[Dataset Boundary: Start]
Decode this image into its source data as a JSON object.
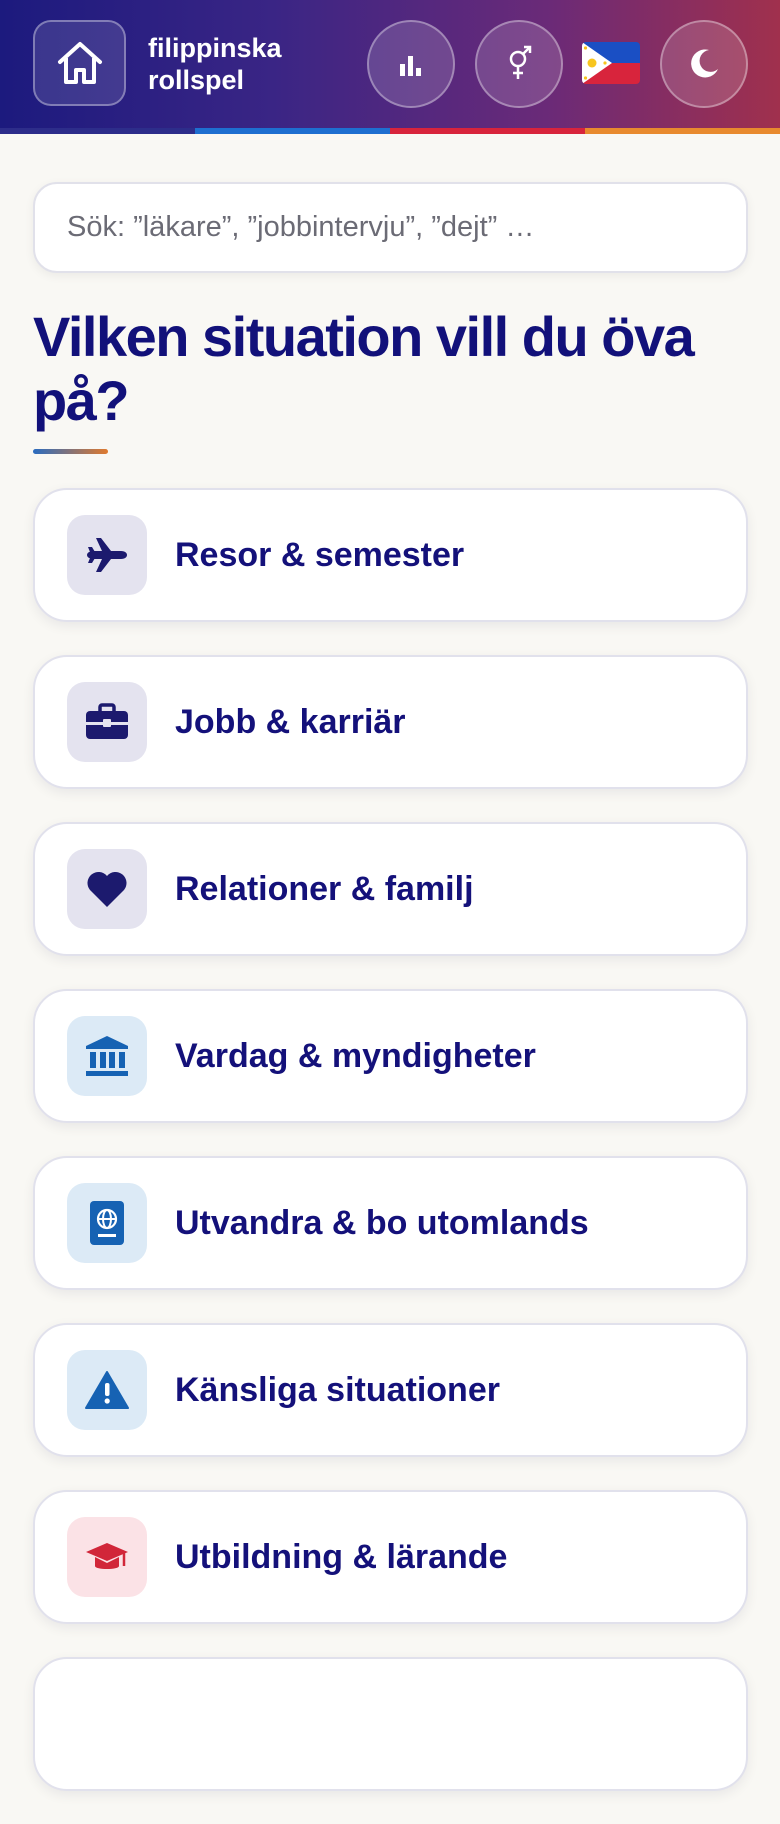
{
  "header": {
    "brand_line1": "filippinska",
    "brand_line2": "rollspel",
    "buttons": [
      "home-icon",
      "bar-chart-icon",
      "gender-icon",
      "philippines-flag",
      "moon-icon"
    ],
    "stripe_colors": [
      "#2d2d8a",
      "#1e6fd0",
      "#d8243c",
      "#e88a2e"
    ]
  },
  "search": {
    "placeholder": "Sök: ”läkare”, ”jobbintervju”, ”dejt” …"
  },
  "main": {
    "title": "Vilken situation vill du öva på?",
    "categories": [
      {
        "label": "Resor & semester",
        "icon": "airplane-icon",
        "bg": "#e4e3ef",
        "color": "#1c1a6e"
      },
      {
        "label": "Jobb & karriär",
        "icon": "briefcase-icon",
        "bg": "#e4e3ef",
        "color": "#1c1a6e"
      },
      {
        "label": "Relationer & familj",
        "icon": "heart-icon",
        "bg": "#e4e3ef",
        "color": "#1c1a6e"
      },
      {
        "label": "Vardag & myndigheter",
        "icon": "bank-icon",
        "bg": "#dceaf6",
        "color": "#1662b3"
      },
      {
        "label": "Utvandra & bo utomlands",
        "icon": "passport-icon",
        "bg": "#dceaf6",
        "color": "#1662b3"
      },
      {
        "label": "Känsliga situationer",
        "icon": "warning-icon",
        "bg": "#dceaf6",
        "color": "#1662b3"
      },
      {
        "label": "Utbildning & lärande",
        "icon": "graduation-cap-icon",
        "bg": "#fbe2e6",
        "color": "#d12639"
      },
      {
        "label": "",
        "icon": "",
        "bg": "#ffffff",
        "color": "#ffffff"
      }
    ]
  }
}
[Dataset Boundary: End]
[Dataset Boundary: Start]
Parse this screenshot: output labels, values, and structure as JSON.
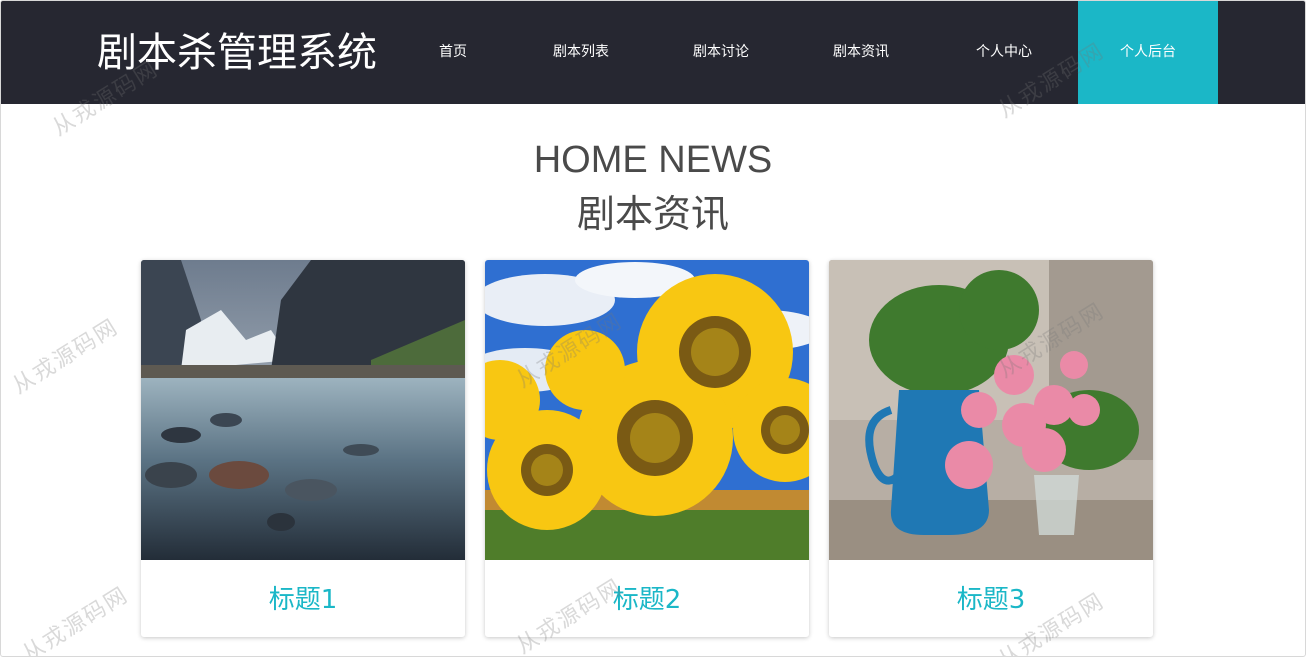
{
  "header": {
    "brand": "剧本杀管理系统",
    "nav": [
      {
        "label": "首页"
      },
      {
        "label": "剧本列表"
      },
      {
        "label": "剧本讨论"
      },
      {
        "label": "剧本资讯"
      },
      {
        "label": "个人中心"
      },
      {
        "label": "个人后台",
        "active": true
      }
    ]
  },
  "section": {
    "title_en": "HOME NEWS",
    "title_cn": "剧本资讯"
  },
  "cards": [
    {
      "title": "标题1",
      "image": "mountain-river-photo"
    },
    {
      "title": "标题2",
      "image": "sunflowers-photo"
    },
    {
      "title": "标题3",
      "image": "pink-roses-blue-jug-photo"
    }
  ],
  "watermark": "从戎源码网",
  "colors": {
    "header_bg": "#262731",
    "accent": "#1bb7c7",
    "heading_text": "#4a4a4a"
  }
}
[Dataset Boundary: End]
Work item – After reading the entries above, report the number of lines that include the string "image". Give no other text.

Response – 4